== Data records ==
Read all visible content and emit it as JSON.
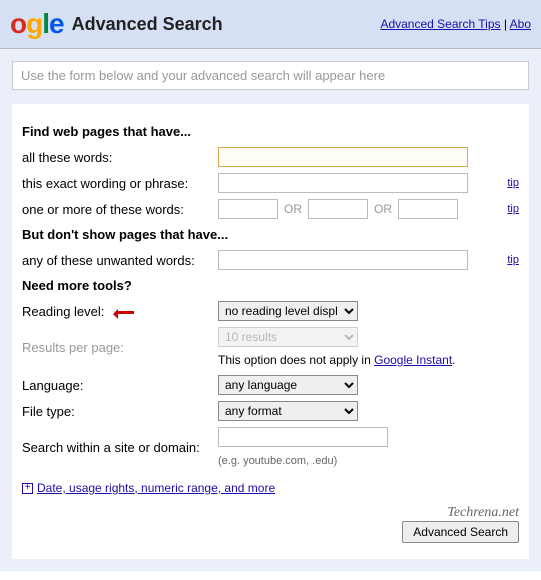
{
  "header": {
    "logo": {
      "part1": "o",
      "part2": "g",
      "part3": "l",
      "part4": "e"
    },
    "title": "Advanced Search",
    "links": {
      "tips": "Advanced Search Tips",
      "about": "Abo",
      "sep": " | "
    }
  },
  "preview": "Use the form below and your advanced search will appear here",
  "find": {
    "heading": "Find web pages that have...",
    "all": "all these words:",
    "exact": "this exact wording or phrase:",
    "any": "one or more of these words:",
    "or": "OR",
    "tip": "tip"
  },
  "exclude": {
    "heading": "But don't show pages that have...",
    "unwanted": "any of these unwanted words:"
  },
  "tools": {
    "heading": "Need more tools?",
    "reading": "Reading level:",
    "reading_sel": "no reading level displ",
    "rpp": "Results per page:",
    "rpp_sel": "10 results",
    "instant1": "This option does not apply in ",
    "instant_link": "Google Instant",
    "instant2": ".",
    "language": "Language:",
    "language_sel": "any language",
    "filetype": "File type:",
    "filetype_sel": "any format",
    "site": "Search within a site or domain:",
    "site_hint": "(e.g. youtube.com, .edu)"
  },
  "expand": "Date, usage rights, numeric range, and more",
  "watermark": "Techrena.net",
  "submit": "Advanced Search"
}
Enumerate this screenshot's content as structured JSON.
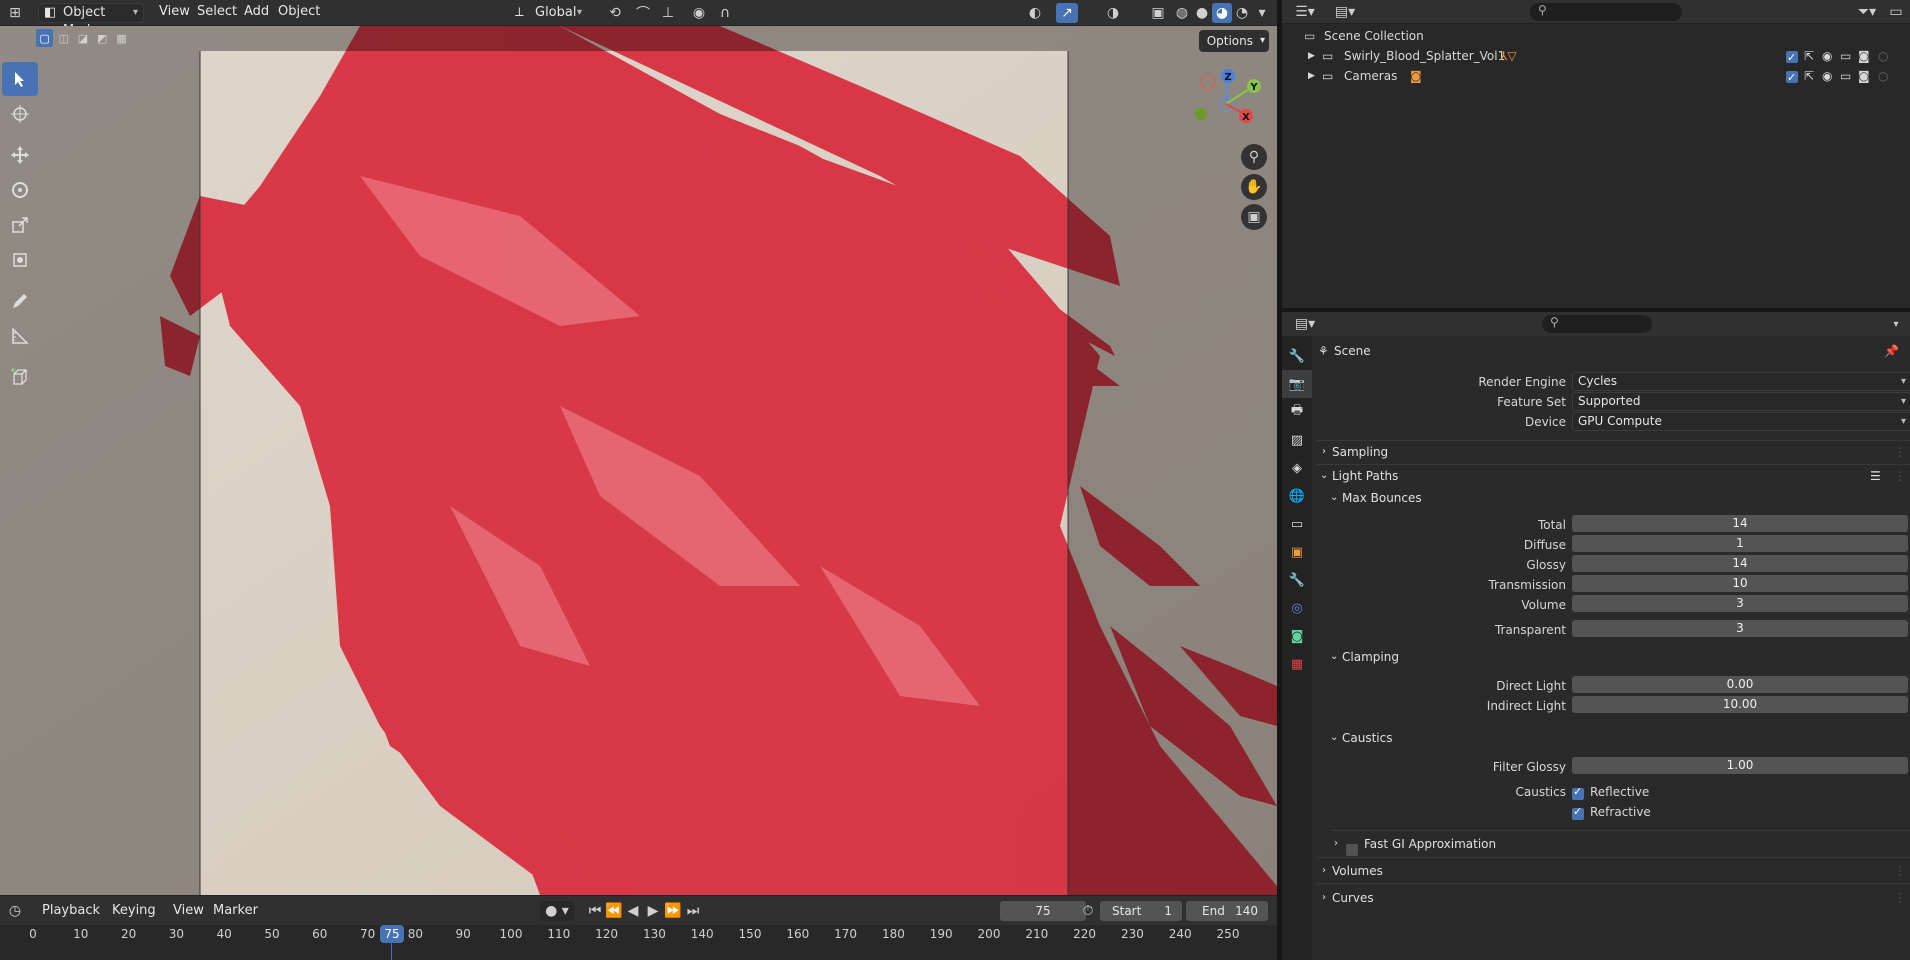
{
  "header": {
    "mode": "Object Mode",
    "menus": [
      "View",
      "Select",
      "Add",
      "Object"
    ],
    "orientation": "Global"
  },
  "viewport": {
    "options_label": "Options",
    "gizmo_axes": [
      "Z",
      "Y",
      "X"
    ]
  },
  "timeline": {
    "menus": [
      "Playback",
      "Keying",
      "View",
      "Marker"
    ],
    "current_frame": "75",
    "start_label": "Start",
    "start": "1",
    "end_label": "End",
    "end": "140",
    "ticks": [
      "0",
      "10",
      "20",
      "30",
      "40",
      "50",
      "60",
      "70",
      "75",
      "80",
      "90",
      "100",
      "110",
      "120",
      "130",
      "140",
      "150",
      "160",
      "170",
      "180",
      "190",
      "200",
      "210",
      "220",
      "230",
      "240",
      "250"
    ]
  },
  "outliner": {
    "root": "Scene Collection",
    "items": [
      {
        "name": "Swirly_Blood_Splatter_Vol1"
      },
      {
        "name": "Cameras"
      }
    ]
  },
  "properties": {
    "context": "Scene",
    "render_engine_label": "Render Engine",
    "render_engine": "Cycles",
    "feature_set_label": "Feature Set",
    "feature_set": "Supported",
    "device_label": "Device",
    "device": "GPU Compute",
    "sampling": "Sampling",
    "light_paths": "Light Paths",
    "max_bounces": {
      "title": "Max Bounces",
      "rows": [
        {
          "label": "Total",
          "value": "14"
        },
        {
          "label": "Diffuse",
          "value": "1"
        },
        {
          "label": "Glossy",
          "value": "14"
        },
        {
          "label": "Transmission",
          "value": "10"
        },
        {
          "label": "Volume",
          "value": "3"
        },
        {
          "label": "Transparent",
          "value": "3"
        }
      ]
    },
    "clamping": {
      "title": "Clamping",
      "rows": [
        {
          "label": "Direct Light",
          "value": "0.00"
        },
        {
          "label": "Indirect Light",
          "value": "10.00"
        }
      ]
    },
    "caustics": {
      "title": "Caustics",
      "filter_glossy_label": "Filter Glossy",
      "filter_glossy": "1.00",
      "caustics_label": "Caustics",
      "reflective": "Reflective",
      "refractive": "Refractive"
    },
    "fast_gi": "Fast GI Approximation",
    "volumes": "Volumes",
    "curves": "Curves"
  },
  "colors": {
    "accent": "#4772b3",
    "blood": "#d8303f",
    "backdrop": "#d4c9be"
  }
}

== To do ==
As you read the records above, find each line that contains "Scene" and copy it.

== Response to the exercise ==
    "root": "Scene Collection",
    "context": "Scene",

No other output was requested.